Although Supervisor Janice Hahn called the proposed ruling by Judge Mary Strobel “disappointing,” Supervisor Kathryn Barger said she is supportive of the intent behind Measure J, but called the process to deliver its promises “rushed.”
Approved by county voters by a margin of 2,159,690 to 1,621,198 votes in November, the measure required that no less than 10% of the county’s general fund be directed to community programs and alternatives to incarceration.
These programs would take the form of youth development programs, investment in small minority-owned businesses, rent/housing assistance and job training, and low-income jobs. Other forms of incarceration were also highlighted in the measure, including community-based justice programs, non-custody programs, health services and others.
The amendment to the county’s charter would have taken effect on July 1 of this year. Judge Mary Strobel, in her ruling, however, called the measure unconstitutional given that it limited other, future boards from executing their future responsibilities as elected officials.

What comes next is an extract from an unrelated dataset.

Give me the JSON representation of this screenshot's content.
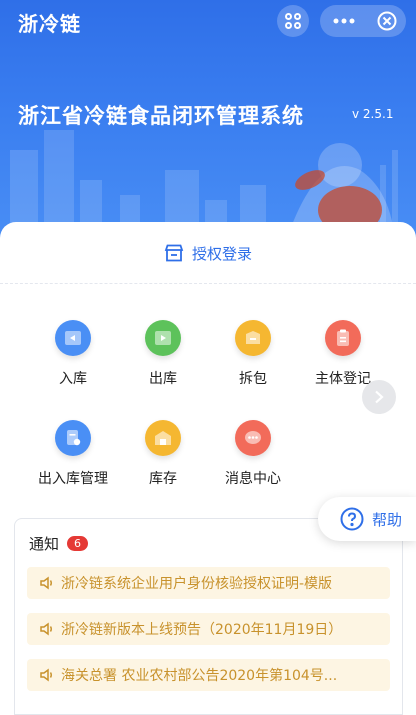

“I have always been supportive of the intent behind Measure J, which aims to provide resources that empower and uplift our communities,” Barger said in a statement sent to The Signal on Wednesday. “I continue to believe that the Measure J process, which was rushed and not fully vetted, was not the way to accomplish these goals.
“We will remain committed to funding the programs identified by the Measure J advisory body, which can be done with accountability and transparency by the Board of Supervisors,” Barger added.
In a statement of her own, Hahn lamented the decision but took a similar stance as Barger in terms of moving forward.
“While this ruling is disappointing, it in no way prevents me and my colleagues from continuing to invest in everything that Measure J prioritized — alternatives to incarceration, health care, housing and jobs,” Hahn said. “These were investments I supported before Measure J, they are investments the voters support, and I intend to keep my commitment to these initiatives.”